Proposal to Put Cameras in California Nursing Homes
Posted on behalf of Arnold Law Firm on Feb 23, 2015 in Nursing Home Abuse
California is no exception to the explosion of nursing home abuses in recent years. Families and local nursing home officials across the country are brainstorming ways to catch abuse nursing home professionals.
One of the easiest ways to monitor nursing home abuse is to secretly install cameras in the room of a patient. Under existing California law, cameras can be used to monitor to patients only in common areas, including hall ways, dining rooms and common space locations.
The state of California has denied the use of cameras to monitor residents in private rooms. The California Department of Social Services (DSS) is trying to balance concern for a nursing home residents right to privacy with the need to identify abuse.
There are proposed guidelines that will allow the use of cameras in residents rooms under some limited circumstances. Officials at DSS anticipate introducing the guidelines in the spring of 2015.

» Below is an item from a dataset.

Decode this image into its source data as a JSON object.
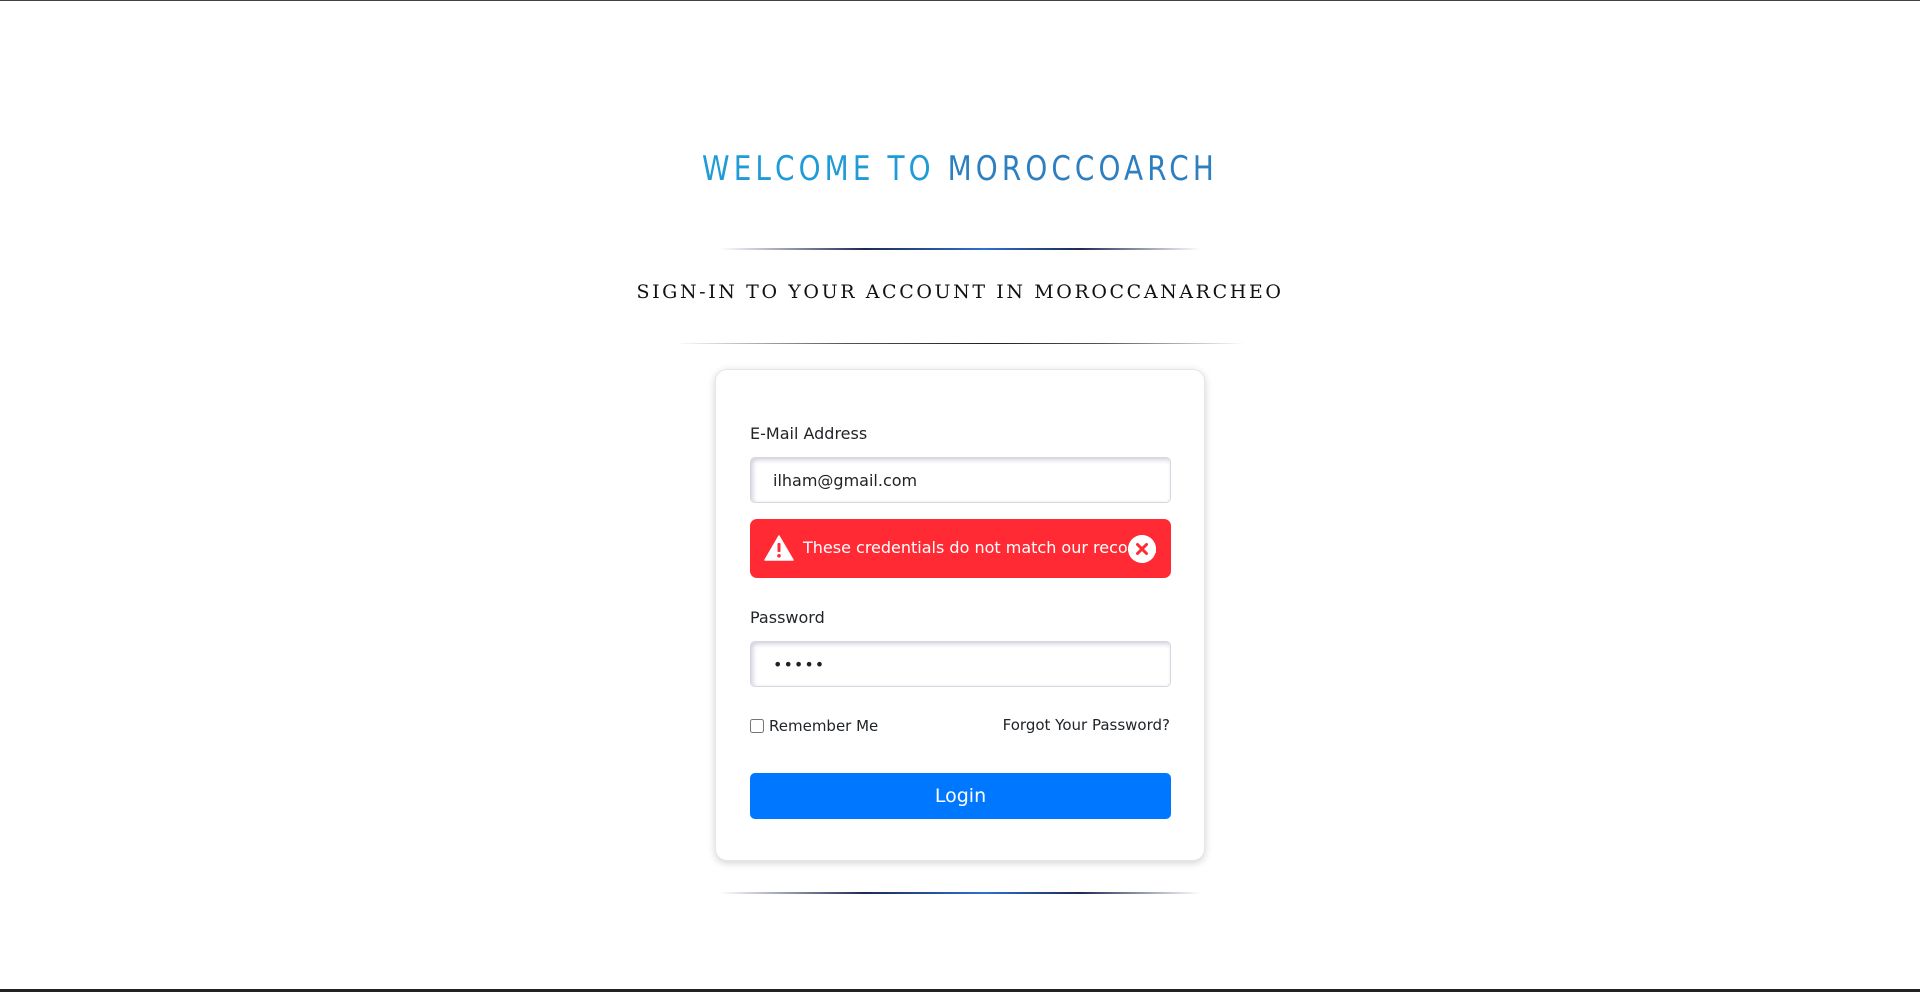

Proponents of the cameras in private rooms argue that staff and caretakers who know they are watching are less likely to commit abusive or neglectful acts.
In other states, the use of cameras in nursing homes is accepted. In states such as Oklahoma, jury verdicts have been handed down in nursing home abuse cases where camera evidence was used to demonstrate theft and physical abuse.
In one such recent case in Oklahoma, a jury awarded families of an abused patient who later died at Quail Creek Nursing and Rehabilitation Center, $1.2 million after a video showing serious physical abuse surfaced.
Nursing homes have an obligation to proactively stop the abuse of their patients. They should not be allowed to hide behind lack of knowledge. If cameras are available in patients rooms and they are periodically reviewed, abuse can be discovered and quickly remedied before a patient suffers serious harm or is killed.
At Arnold Law Firm, our nursing home abuse lawyers have helped Sacramento County residents hold negligent nursing home providers accountable for abuse.
If you suspect that someone you love is being abused, contact our law firm today.